MAN’S OTHER BEST FRIEND
People’s love for their pets reached a new high in December when a British man paid a veterinarian the equivalent of $500 to perform delicate surgery on a sick office goldfish (typical pet store “replacement” price: $1 to $5). Vet Faye Bethell of North Walsham, England, told the Eastern Daily Press in December that there was “nothing special” about the fish, but that the customer “just liked it a lot.” In fact, the goldfish likely did not even have a pet name–as Bethell in an interview spoke intimately of another patient by name (Cadbury, the skunk). Bethell’s procedure involved removing the patient from the bowl, flooding its gills with anesthetic-fortified water, and using a tiny scalpel to remove lumps that were causing it constipation, with the surgery guided by a miniature heart-rate monitor.
IRAQI TV GOES ‘JERRY SPRINGER’

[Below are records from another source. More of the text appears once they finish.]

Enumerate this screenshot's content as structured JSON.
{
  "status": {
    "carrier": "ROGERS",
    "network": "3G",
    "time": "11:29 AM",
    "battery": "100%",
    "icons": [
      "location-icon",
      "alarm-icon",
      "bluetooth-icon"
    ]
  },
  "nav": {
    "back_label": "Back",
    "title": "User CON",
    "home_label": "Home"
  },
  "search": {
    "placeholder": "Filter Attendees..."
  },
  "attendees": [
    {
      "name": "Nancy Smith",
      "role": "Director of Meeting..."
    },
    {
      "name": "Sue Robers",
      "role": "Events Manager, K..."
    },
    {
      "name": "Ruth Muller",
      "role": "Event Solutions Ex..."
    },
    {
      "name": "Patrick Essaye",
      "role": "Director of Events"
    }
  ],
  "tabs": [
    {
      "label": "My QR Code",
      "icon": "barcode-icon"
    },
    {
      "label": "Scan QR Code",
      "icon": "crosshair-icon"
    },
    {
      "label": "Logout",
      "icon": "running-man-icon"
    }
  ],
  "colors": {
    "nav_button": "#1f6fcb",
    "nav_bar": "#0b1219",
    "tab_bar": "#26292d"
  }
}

Iraq’s government-run channel, Iraqiyya TV, has a reality show reminiscent of American confrontational programs, but is designed to force captured ISIS fighters to acknowledge the pain they have created. One episode of In the Grip of the Law (described in a December Associated Press dispatch) showed family members of car-bombing victims on a street corner in Baghdad haranguing one of the men convicted of the crime. A young man in a wheelchair, having lost his father in the attack, faced off against the convict, screaming until the jihadist “began weeping, as the cameras rolled.”

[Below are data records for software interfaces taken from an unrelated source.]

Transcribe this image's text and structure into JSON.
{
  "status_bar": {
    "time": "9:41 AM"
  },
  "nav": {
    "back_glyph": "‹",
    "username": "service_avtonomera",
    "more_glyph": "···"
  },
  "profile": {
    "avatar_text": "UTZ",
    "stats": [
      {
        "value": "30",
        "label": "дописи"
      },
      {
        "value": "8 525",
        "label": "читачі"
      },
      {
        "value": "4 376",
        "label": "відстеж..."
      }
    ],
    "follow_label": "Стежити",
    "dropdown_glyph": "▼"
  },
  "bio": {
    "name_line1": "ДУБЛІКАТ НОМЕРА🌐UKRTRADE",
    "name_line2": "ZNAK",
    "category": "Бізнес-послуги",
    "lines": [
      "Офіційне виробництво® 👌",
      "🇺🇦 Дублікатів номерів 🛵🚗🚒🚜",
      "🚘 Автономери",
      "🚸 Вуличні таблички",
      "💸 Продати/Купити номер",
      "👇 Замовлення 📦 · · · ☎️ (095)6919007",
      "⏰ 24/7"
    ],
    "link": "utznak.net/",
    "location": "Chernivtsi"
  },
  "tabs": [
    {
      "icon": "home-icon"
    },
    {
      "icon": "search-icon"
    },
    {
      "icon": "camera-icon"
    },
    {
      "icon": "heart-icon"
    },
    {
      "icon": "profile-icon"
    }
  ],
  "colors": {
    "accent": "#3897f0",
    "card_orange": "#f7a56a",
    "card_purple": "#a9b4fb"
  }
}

On Nov. 6, a couple (aged 68 and 65) were hospitalized after spending almost 13 hours locked in their car inside their own garage in Alexandra, New Zealand. The night before, they had been unable to remember a salesman’s tutorial on how to unlock their new Mazda 3 from the inside and had spent the night assuming they were trapped because they had forgotten to bring along the battery-operated key. The wife was unconscious when neighbors finally noticed them, and her husband was struggling to breathe. The door unlocks manually, of course.
At first, it seemed another textbook case of a wrongly convicted murderer being released after a long prison stint (15 years), based on a re-examination of evidence. Illinois officials freed Alstory Simon, who had “confessed” in 1999 to killing two teenagers (before a defendants’ advocacy organization convinced a judge that the confession had been coerced). That 1999 confession had allowed the man previously convicted, Anthony Porter, to go free, but prosecutors in October 2014 had second–or third–thoughts. They once again believe that Porter was the killer–even though a different defendants’ advocacy organization had originally worked to free him. (In any event, “double jeopardy” prevents Porter’s retrial.)
CRIME AND PUNISHMENT
Undersheriff Noel Stephen of Okeechobee County, Florida, acknowledged to WPBF-TV in December that among the public services his office performs is supervising parents’ spanking of children. After two sisters argued on Dec. 29, their father decided to administer a whipping to one and asked Deputy Stephen to drop by and make sure he stayed within the law. That’s “not something we advertise to do,” said the deputy, but he estimates he has monitored about a dozen spankings.
GOVERNMENT IN ACTION
The Government Accountability Office was on the job in December, issuing an emphatic ruling that the National Weather Service could not legally issue its workers disposable cups, plates and utensils on the job. Such items are “personal,” GAO declared, even though most NWS facilities are in remote locations, staffed by two-person shifts that almost force employees to eat on the premises. “You can’t run out” and “grab a burger,” one employee said. Nonetheless, after a lengthy deliberative process, GAO said its decision is final.
IT’S ABOUT TIME!
In a November ruling, France’s minister of housing and minister of ecology jointly announced further streamlining of law books, removing bulky, out-of-date regulations. Among the rescissions, beginning Dec. 1, is the ban on installing toilets in kitchens.
WORLD CLASS THEFT
In December, China’s Gxnews.com.cn reported the arrest of a man in Yulin City, accused of stealing more than 2,000 items of underwear from women in his neighborhood, taken within the last year. He hid his stash above ceiling tiles in stairwells in his apartment building, but he drew attention when one of the ceiling spaces caved in from the weight of the garments, showering the stairs in an array of colorful lingerie. Just within the last month, according to Hong Kong’s South China Morning Post, two other men, in Zhejiang and Hubei provinces, have been detained for similar crimes. In the latter case, the alleged thief was also wearing lingerie.
THIS WEEK IN PORNOGRAPHIC KAYAKS
Artist Megumi Igarashi, 42, known as “no-good girl” in Japan, taunted officials with over-the-top pornography twice in 2014, first in July when she designed a kayak in the image of her genitals and then sought donations by sending contributors data on how to make a 3D-printed model of her vagina. In her December arrest, according to a BBC News dispatch, she had complained of the contradictions in Japanese culture (also cited in previous News of the Weird stories) that allow glorified public displays of the penis as a symbol of fertility, but banish the vulva from public sight.